Work item: Pictures should be left out while the data beneath this task is written out word for word.

━━ Record excerpts

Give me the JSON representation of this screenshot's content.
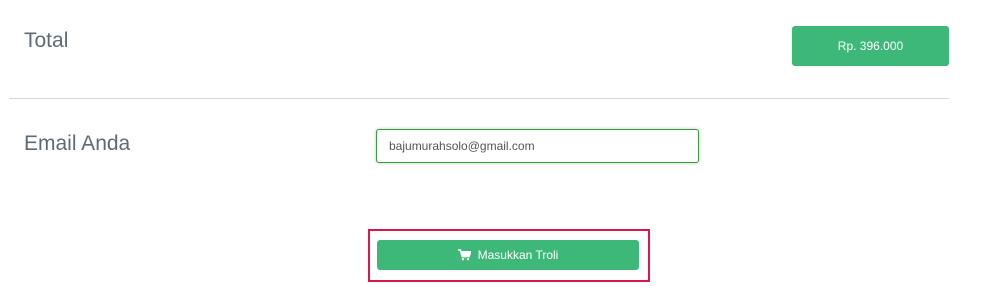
{
  "summary": {
    "total_label": "Total",
    "total_value": "Rp. 396.000"
  },
  "email": {
    "label": "Email Anda",
    "value": "bajumurahsolo@gmail.com"
  },
  "cart": {
    "button_label": "Masukkan Troli",
    "icon": "shopping-cart-icon"
  },
  "colors": {
    "accent_green": "#3db878",
    "highlight_red": "#d9174a",
    "text": "#5f6b74"
  }
}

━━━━

Output of the task:
Give me the JSON representation of this screenshot's content.
{
  "summary": {
    "total_label": "Total",
    "total_value": "Rp. 396.000"
  },
  "email": {
    "label": "Email Anda",
    "value": "bajumurahsolo@gmail.com"
  },
  "cart": {
    "button_label": "Masukkan Troli",
    "icon": "shopping-cart-icon"
  },
  "colors": {
    "accent_green": "#3db878",
    "highlight_red": "#d9174a",
    "text": "#5f6b74"
  }
}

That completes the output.